Start of Block
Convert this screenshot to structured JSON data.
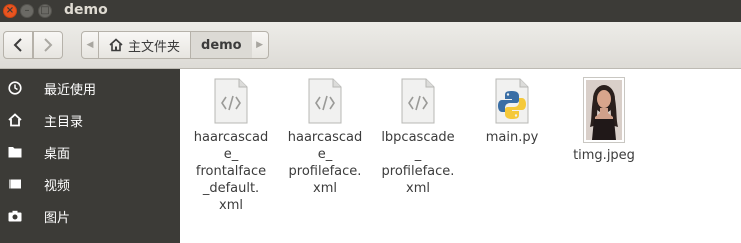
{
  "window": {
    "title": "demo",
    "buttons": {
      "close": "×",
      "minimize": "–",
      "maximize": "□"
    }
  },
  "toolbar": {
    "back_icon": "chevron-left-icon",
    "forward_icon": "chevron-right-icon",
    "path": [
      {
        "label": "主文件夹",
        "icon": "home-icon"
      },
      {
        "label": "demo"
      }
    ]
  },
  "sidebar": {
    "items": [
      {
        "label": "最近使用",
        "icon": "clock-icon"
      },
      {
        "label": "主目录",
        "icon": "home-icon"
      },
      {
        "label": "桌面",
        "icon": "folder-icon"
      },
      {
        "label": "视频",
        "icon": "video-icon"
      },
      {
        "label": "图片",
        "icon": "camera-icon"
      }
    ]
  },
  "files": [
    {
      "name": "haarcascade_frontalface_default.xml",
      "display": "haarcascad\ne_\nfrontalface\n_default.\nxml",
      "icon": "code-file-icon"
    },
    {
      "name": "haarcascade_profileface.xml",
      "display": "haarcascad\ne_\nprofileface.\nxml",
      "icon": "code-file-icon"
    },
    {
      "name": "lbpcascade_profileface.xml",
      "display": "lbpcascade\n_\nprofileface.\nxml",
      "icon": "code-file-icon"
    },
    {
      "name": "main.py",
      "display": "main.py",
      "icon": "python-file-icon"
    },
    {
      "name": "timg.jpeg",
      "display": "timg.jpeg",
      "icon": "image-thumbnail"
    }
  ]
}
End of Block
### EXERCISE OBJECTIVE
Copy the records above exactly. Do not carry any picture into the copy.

### EXPECTED ANSWER
Convert this screenshot to structured JSON data.
{
  "window": {
    "title": "demo",
    "buttons": {
      "close": "×",
      "minimize": "–",
      "maximize": "□"
    }
  },
  "toolbar": {
    "back_icon": "chevron-left-icon",
    "forward_icon": "chevron-right-icon",
    "path": [
      {
        "label": "主文件夹",
        "icon": "home-icon"
      },
      {
        "label": "demo"
      }
    ]
  },
  "sidebar": {
    "items": [
      {
        "label": "最近使用",
        "icon": "clock-icon"
      },
      {
        "label": "主目录",
        "icon": "home-icon"
      },
      {
        "label": "桌面",
        "icon": "folder-icon"
      },
      {
        "label": "视频",
        "icon": "video-icon"
      },
      {
        "label": "图片",
        "icon": "camera-icon"
      }
    ]
  },
  "files": [
    {
      "name": "haarcascade_frontalface_default.xml",
      "display": "haarcascad\ne_\nfrontalface\n_default.\nxml",
      "icon": "code-file-icon"
    },
    {
      "name": "haarcascade_profileface.xml",
      "display": "haarcascad\ne_\nprofileface.\nxml",
      "icon": "code-file-icon"
    },
    {
      "name": "lbpcascade_profileface.xml",
      "display": "lbpcascade\n_\nprofileface.\nxml",
      "icon": "code-file-icon"
    },
    {
      "name": "main.py",
      "display": "main.py",
      "icon": "python-file-icon"
    },
    {
      "name": "timg.jpeg",
      "display": "timg.jpeg",
      "icon": "image-thumbnail"
    }
  ]
}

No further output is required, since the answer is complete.